Forty-eight college football games on the board next week, and somewhere inside each is a number. In an uncertain world Cesar Robaina is certain of that much, at least. The lead odds-maker for Las Vegas Sports Consultants (LVSC) flips through a sheaf of computer printouts in his office on this Sunday morning in September. His skill at unearthing point spreads from masses of data has carried him to the top of his profession. The stack of paper before him is Carrara marble to his sculptor's hand: He'll chisel away at the information, sweeping aside irrelevancies, looking for the truth beneath. When the right number shows itself, Robaina knows.

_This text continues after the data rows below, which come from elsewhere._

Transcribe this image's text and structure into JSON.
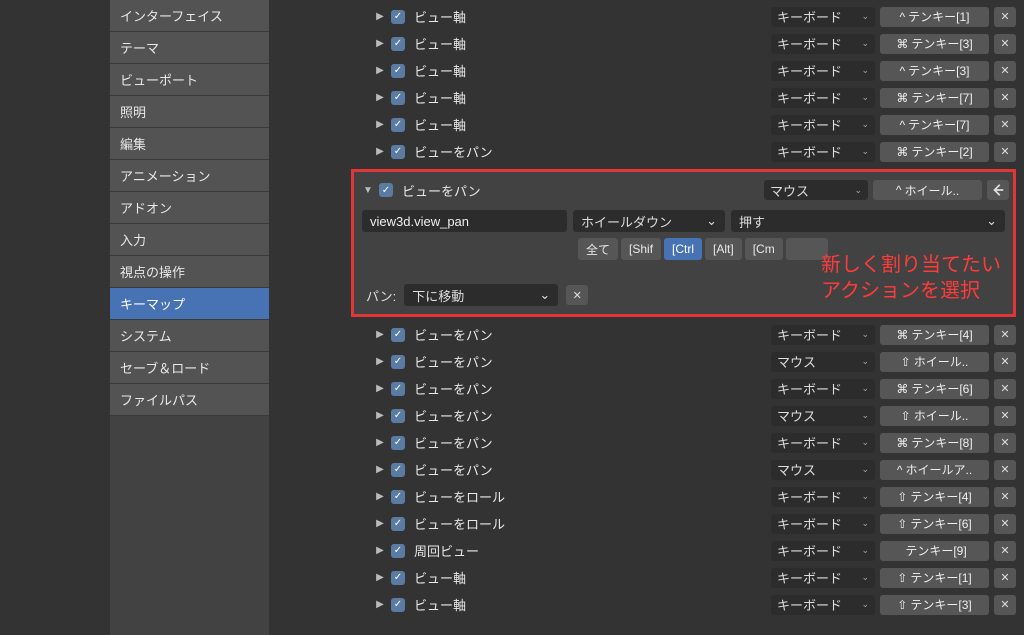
{
  "sidebar": {
    "items": [
      {
        "label": "インターフェイス",
        "active": false
      },
      {
        "label": "テーマ",
        "active": false
      },
      {
        "label": "ビューポート",
        "active": false
      },
      {
        "label": "照明",
        "active": false
      },
      {
        "label": "編集",
        "active": false
      },
      {
        "label": "アニメーション",
        "active": false
      },
      {
        "label": "アドオン",
        "active": false
      },
      {
        "label": "入力",
        "active": false
      },
      {
        "label": "視点の操作",
        "active": false
      },
      {
        "label": "キーマップ",
        "active": true
      },
      {
        "label": "システム",
        "active": false
      },
      {
        "label": "セーブ＆ロード",
        "active": false
      },
      {
        "label": "ファイルパス",
        "active": false
      }
    ]
  },
  "rows_before": [
    {
      "label": "ビュー軸",
      "device": "キーボード",
      "mod": "^",
      "key": "テンキー[1]"
    },
    {
      "label": "ビュー軸",
      "device": "キーボード",
      "mod": "⌘",
      "key": "テンキー[3]"
    },
    {
      "label": "ビュー軸",
      "device": "キーボード",
      "mod": "^",
      "key": "テンキー[3]"
    },
    {
      "label": "ビュー軸",
      "device": "キーボード",
      "mod": "⌘",
      "key": "テンキー[7]"
    },
    {
      "label": "ビュー軸",
      "device": "キーボード",
      "mod": "^",
      "key": "テンキー[7]"
    },
    {
      "label": "ビューをパン",
      "device": "キーボード",
      "mod": "⌘",
      "key": "テンキー[2]"
    }
  ],
  "expanded": {
    "label": "ビューをパン",
    "device": "マウス",
    "key_mod": "^",
    "key": "ホイール..",
    "operator": "view3d.view_pan",
    "event": "ホイールダウン",
    "press": "押す",
    "mods": {
      "all": "全て",
      "shift": "[Shif",
      "ctrl": "[Ctrl",
      "alt": "[Alt]",
      "cmd": "[Cm"
    },
    "pan_label": "パン:",
    "pan_value": "下に移動",
    "annotation_line1": "新しく割り当てたい",
    "annotation_line2": "アクションを選択"
  },
  "rows_after": [
    {
      "label": "ビューをパン",
      "device": "キーボード",
      "mod": "⌘",
      "key": "テンキー[4]"
    },
    {
      "label": "ビューをパン",
      "device": "マウス",
      "mod": "⇧",
      "key": "ホイール.."
    },
    {
      "label": "ビューをパン",
      "device": "キーボード",
      "mod": "⌘",
      "key": "テンキー[6]"
    },
    {
      "label": "ビューをパン",
      "device": "マウス",
      "mod": "⇧",
      "key": "ホイール.."
    },
    {
      "label": "ビューをパン",
      "device": "キーボード",
      "mod": "⌘",
      "key": "テンキー[8]"
    },
    {
      "label": "ビューをパン",
      "device": "マウス",
      "mod": "^",
      "key": "ホイールア.."
    },
    {
      "label": "ビューをロール",
      "device": "キーボード",
      "mod": "⇧",
      "key": "テンキー[4]"
    },
    {
      "label": "ビューをロール",
      "device": "キーボード",
      "mod": "⇧",
      "key": "テンキー[6]"
    },
    {
      "label": "周回ビュー",
      "device": "キーボード",
      "mod": "",
      "key": "テンキー[9]"
    },
    {
      "label": "ビュー軸",
      "device": "キーボード",
      "mod": "⇧",
      "key": "テンキー[1]"
    },
    {
      "label": "ビュー軸",
      "device": "キーボード",
      "mod": "⇧",
      "key": "テンキー[3]"
    }
  ]
}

You haven't heard of Robaina, have never seen his fleshy face and thicket of curly hair on your television screen. Yet few men in sports wield more power than he does. Robaina is responsible for betting lines used by four dozen casinos, two legal lotteries and hundreds of newspapers around the country. Those were his five points that Oakland was giving in last January's Super Bowl; those were his 17 and 23 and 37 in the first round of March Madness. For each game he calculates his number, then compares it with what the LVSC staffers assigned to handicap the sport have come up with. What might seem like a duplication of effort is a means to incorporate a range of thinking, for no two oddsmakers approach the task in quite the same fashion. "If we were looking at the same things and coming up with the same numbers, they'd have no reason to be here," Robaina says.
That's the theory, at least. Sometimes Robaina reconciles the numbers, his and theirs, but often he will stare at their numbers with incomprehension. "If Cesar has a game at 10 and everyone else has it at seven, and Cesar believes in his 10, that game is staying at 10," a former LVSC oddsmaker says. "Or 9 at the lowest." Experience counts more than enthusiasm here, and Robaina's judgment most of all. He is a likable man with a ready smile, but when it comes to his numbers, he has the confidence—no, the arrogance—of Roger Clemens shaking off his catcher with the game on the line. Just let him throw his pitch, and he'll get the out.
*looks at Ohio State -7.5 vs. Wisconsin ticket.* *Angrily shakes fist at Cesar Robaina*